This is the question posted on the cover of our class text, Skyscraper and is the major issue brought about by the text. In my mind I hear the voice of my high school English teacher saying, “don’t judge a book by its cover,” but somehow I cannot help but to judge this book by the question on its cover. I cannot keep from feeling that this question is somewhat outdated, at least by our media. I am sure that this book was controversial in its day and age and by no means do I mean to imply that the issue of marriage/homemaking versus working is not a dilemma faced by women these days because it might very well be a choice that I may have to make. However, the concept of a woman working and holding a full time job simultaneously does not seem to be uncommon anymore. It is interesting to me to look at the way that this book presents a woman in the work force as opposed to the way our media, books, and films present this idea in our post-modern society.
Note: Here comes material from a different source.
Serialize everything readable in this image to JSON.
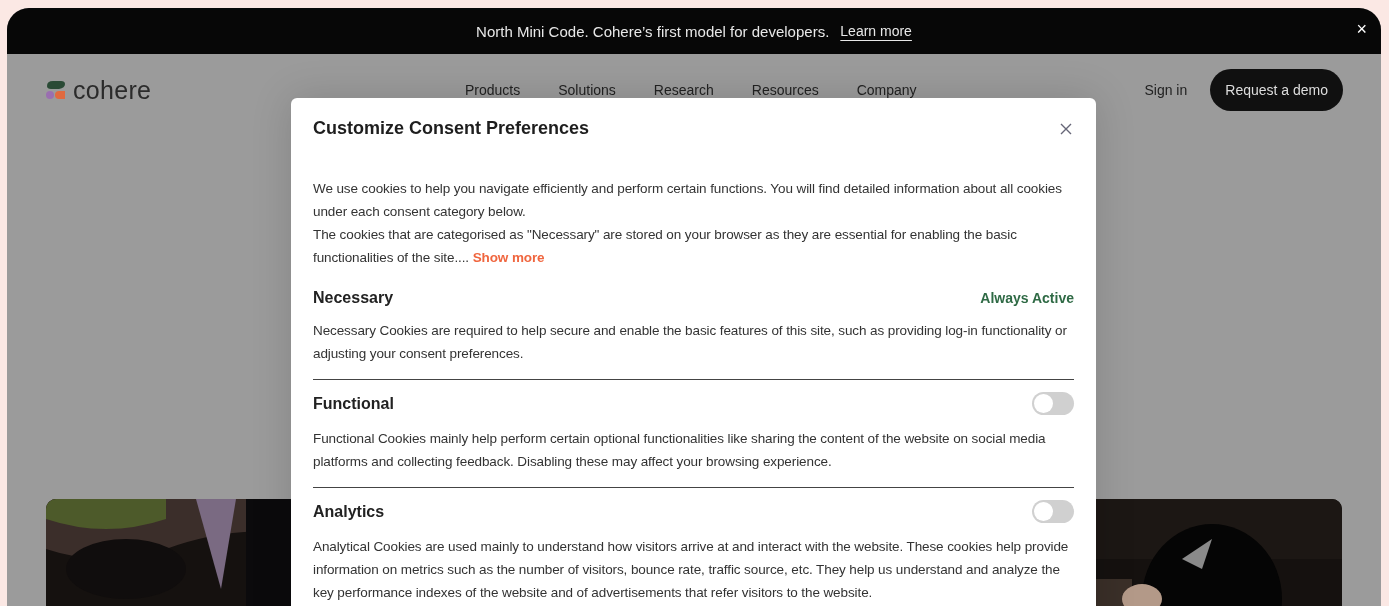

In Skyscraper Lynn is made to feel that she cannot have both her job and a family. It seems that most of the society and characters in the text expect and want her to marry. This opinion seems to be verbalized when Tom says, “It’s a shrieking shame that pretty girls have to work” (22). He further indicates his implied belief that a woman should marry and stay home when he questions Lynn about loving her job and seems surprised that she really loves her job (26-27). His pushing her to marry him in chapter eight of the book just goes to show that most “respectable” men expected women to marry and settle down. The reason that I say that “respectable” men expected “respectable” women to marry and settle down is because the other side of the argument is also made through the character of David Dwight. Dwight tries to persuade Lynn not to marry by telling her of the hardships she will face if she works and is married. Dwight tells Lynn not to “love in a walkup” where “lovers trying to budget love the way they budget finances, with little wives working, and coming home disheartened and tired, with bills to think about and a run in the last pair of stockings, with grouchy husbands and fatigued wives, with the smell of cabbage and laundry soap, with babies crying…” (91). The way that Dwight presents a married woman working makes it seem that it cannot be accomplished well, if at all.
Lynn’s boss, Sarah also helps depict the idea that women cannot work, be married, and do both well; however, rather than promoting the seemingly commonly held social norm that Lynn and women in general should marry and stay in the home, Sarah tries to encourage Lynn to work and not marry. The text clues us into this idea by giving us Sarah’s thoughts concerning Lynn moving up the ladder when it says, “She [Sarah] was in fact inperceptibly grooming Lynn Harding for her own job someday. If she doesn’t go off the deep end and marry some young idiot first and ruin her business future,” (18). She later tells Lynn that she would hope that she did not marry Tom and become “one Mrs. Dental-Equipment Wilkins” (20).
It is clearly presented throughout this text that Lynn really has a dilemma. Society seems to be telling her that she cannot have her cake of marriage and family and eat it too with work. It seems so far that she will have to choose one or the other. Nowadays just the opposite seems to be presented by the media. In our movies and books, it seems the concept that a woman should have a career and a family is the ideal, and is an ideal that can be achieved practically. With movies like I Don’t Know How She Does It the media and our society’s perception of married women in the workforce seems to have changed drastically since the idealized June Cleavers of the 1950s. The dilemma that Lynn faces in Skyscraper can still be a valid issue with women today, but it is not seen as being as nearly as serious of a decision. If a woman wants to stay home that seems to be fine. If she wants to work and focus on her career, that is fine too. If she wants to do both she certainly can. What used to be a seemingly life-and-death decision–to stay home or work–is now just a matter of preference.
Skyscraper, Faith Baldwin